Morris, R. W. et al. Heavier smoking may lead to a relative increase in waist circumference: evidence for a causal relationship from a mendelian randomisation meta-analysis. The CARTA consortium. 5(8), e008808 (2015).
Eeva-Liisa, T. et al. Smoking status and abdominal obesity among normal- and overweight/obese adults: population-based finrisk study. Preventive Medicine Reports 4, 324–330 (2016).
Akbartabartoori, M., Lean, M. E. & Hankey, C. R. Relationships between cigarette smoking, body size and body shape. Int J Obes (Lond) 29, 236–243 (2005).
Tanko, L. B. & Christiansen, C. An update on the antiestrogenic effect of smoking: a literature review with implications for researchers and practitioners. Menopause 11, 104–109 (2004).
Schoenborn, C. A. & Adams, P. E. Health behaviors of adults: United States, 2005–2007. Vital Health Stat 10, 1 (2010).
Liao, Q., Zheng, Z., Xiu, S. & Chan, P. Waist circumference is a better predictor of risk for frailty than bmi in the community-dwelling elderly in Beijing. Aging Clinical & Experimental Research 1–7 (2018).
Koenker, R. Quantreg: quantile regression. R Package Version 101, 712–718 (2015).
Christensen, K., Werner, M. & Malecki, K. Serum selenium and lipid levels: associations observed in the national health and nutrition examination survey (NHANES) 2011-2012. Environmental Research 140(1), 76–84 (2015).
This work was supported by the Natural Science Foundation of Science and Technology Department of Jilin Province, China (Grant Number: 20180101129JC), Outstanding Youth Foundation of Science and Technology Department of Jilin Province, China (Grant Number: 20170520049JH), the National Natural Science Foundation of China (Grant Numbers: 11301213 and 11571068), the National Key Research and Development Program of China (Grant Number: 2016YFC1303800) and the Scientific Research Foundation of the Health Bureau of Jilin Province, China (Grant Number: 2011Z116).
The authors declare no competing interests.
Publisher’s note: Springer Nature remains neutral with regard to jurisdictional claims in published maps and institutional affiliations.
About this article
Cite this article
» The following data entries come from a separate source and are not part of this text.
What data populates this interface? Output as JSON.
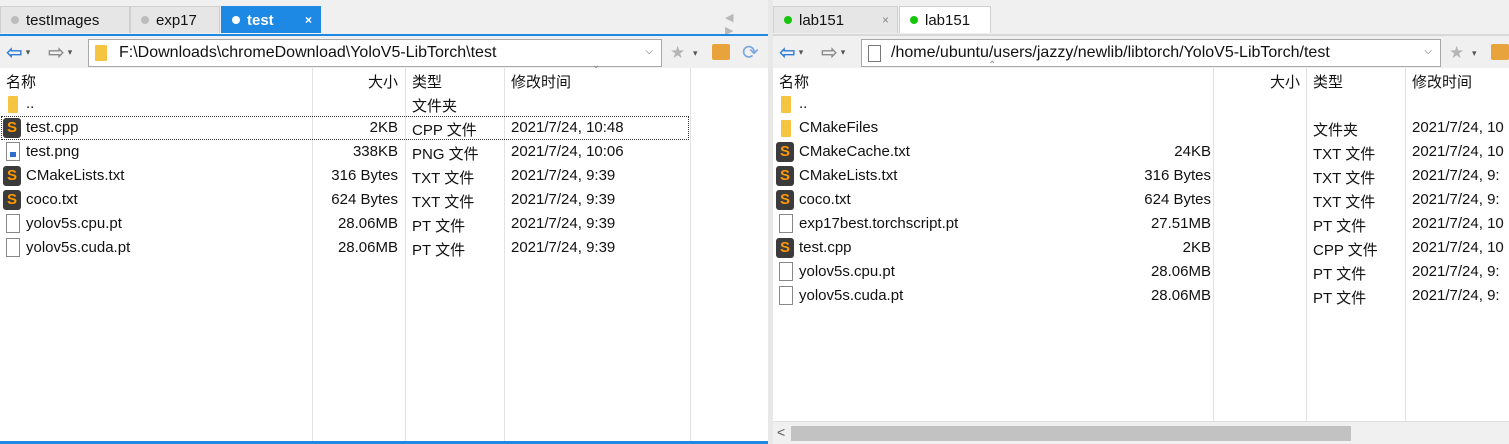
{
  "left": {
    "tabs": [
      {
        "label": "testImages",
        "state": "inactive"
      },
      {
        "label": "exp17",
        "state": "inactive"
      },
      {
        "label": "test",
        "state": "active",
        "close": "×"
      }
    ],
    "tab_arrows": "◀ ▶",
    "nav": {
      "back": "⇦",
      "fwd": "⇨",
      "caret": "▾"
    },
    "path": "F:\\Downloads\\chromeDownload\\YoloV5-LibTorch\\test",
    "path_dropdown": "⌵",
    "columns": {
      "name": "名称",
      "size": "大小",
      "type": "类型",
      "modified": "修改时间"
    },
    "rows": [
      {
        "icon": "folder",
        "name": "..",
        "size": "",
        "type": "文件夹",
        "modified": ""
      },
      {
        "icon": "sublime",
        "name": "test.cpp",
        "size": "2KB",
        "type": "CPP 文件",
        "modified": "2021/7/24, 10:48",
        "selected": true
      },
      {
        "icon": "png",
        "name": "test.png",
        "size": "338KB",
        "type": "PNG 文件",
        "modified": "2021/7/24, 10:06"
      },
      {
        "icon": "sublime",
        "name": "CMakeLists.txt",
        "size": "316 Bytes",
        "type": "TXT 文件",
        "modified": "2021/7/24, 9:39"
      },
      {
        "icon": "sublime",
        "name": "coco.txt",
        "size": "624 Bytes",
        "type": "TXT 文件",
        "modified": "2021/7/24, 9:39"
      },
      {
        "icon": "file",
        "name": "yolov5s.cpu.pt",
        "size": "28.06MB",
        "type": "PT 文件",
        "modified": "2021/7/24, 9:39"
      },
      {
        "icon": "file",
        "name": "yolov5s.cuda.pt",
        "size": "28.06MB",
        "type": "PT 文件",
        "modified": "2021/7/24, 9:39"
      }
    ]
  },
  "right": {
    "tabs": [
      {
        "label": "lab151",
        "state": "inactive",
        "close": "×"
      },
      {
        "label": "lab151",
        "state": "active"
      }
    ],
    "nav": {
      "back": "⇦",
      "fwd": "⇨",
      "caret": "▾"
    },
    "path": "/home/ubuntu/users/jazzy/newlib/libtorch/YoloV5-LibTorch/test",
    "path_dropdown": "⌵",
    "columns": {
      "name": "名称",
      "size": "大小",
      "type": "类型",
      "modified": "修改时间"
    },
    "rows": [
      {
        "icon": "folder",
        "name": "..",
        "size": "",
        "type": "",
        "modified": ""
      },
      {
        "icon": "folder",
        "name": "CMakeFiles",
        "size": "",
        "type": "文件夹",
        "modified": "2021/7/24, 10"
      },
      {
        "icon": "sublime",
        "name": "CMakeCache.txt",
        "size": "24KB",
        "type": "TXT 文件",
        "modified": "2021/7/24, 10"
      },
      {
        "icon": "sublime",
        "name": "CMakeLists.txt",
        "size": "316 Bytes",
        "type": "TXT 文件",
        "modified": "2021/7/24, 9:"
      },
      {
        "icon": "sublime",
        "name": "coco.txt",
        "size": "624 Bytes",
        "type": "TXT 文件",
        "modified": "2021/7/24, 9:"
      },
      {
        "icon": "file",
        "name": "exp17best.torchscript.pt",
        "size": "27.51MB",
        "type": "PT 文件",
        "modified": "2021/7/24, 10"
      },
      {
        "icon": "sublime",
        "name": "test.cpp",
        "size": "2KB",
        "type": "CPP 文件",
        "modified": "2021/7/24, 10"
      },
      {
        "icon": "file",
        "name": "yolov5s.cpu.pt",
        "size": "28.06MB",
        "type": "PT 文件",
        "modified": "2021/7/24, 9:"
      },
      {
        "icon": "file",
        "name": "yolov5s.cuda.pt",
        "size": "28.06MB",
        "type": "PT 文件",
        "modified": "2021/7/24, 9:"
      }
    ],
    "scroll_arrow": "<"
  },
  "icons": {
    "star": "★",
    "refresh": "⟳",
    "sublime": "S",
    "sort": "⌃"
  },
  "colors": {
    "accent": "#1e88e5",
    "green_dot": "#16c60c",
    "folder": "#f5c542"
  }
}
Sun, M., Jiang, Y., Sun, C. et al. The associations between smoking and obesity in northeast China: a quantile regression analysis. Sci Rep 9, 3732 (2019). https://doi.org/10.1038/s41598-019-39425-6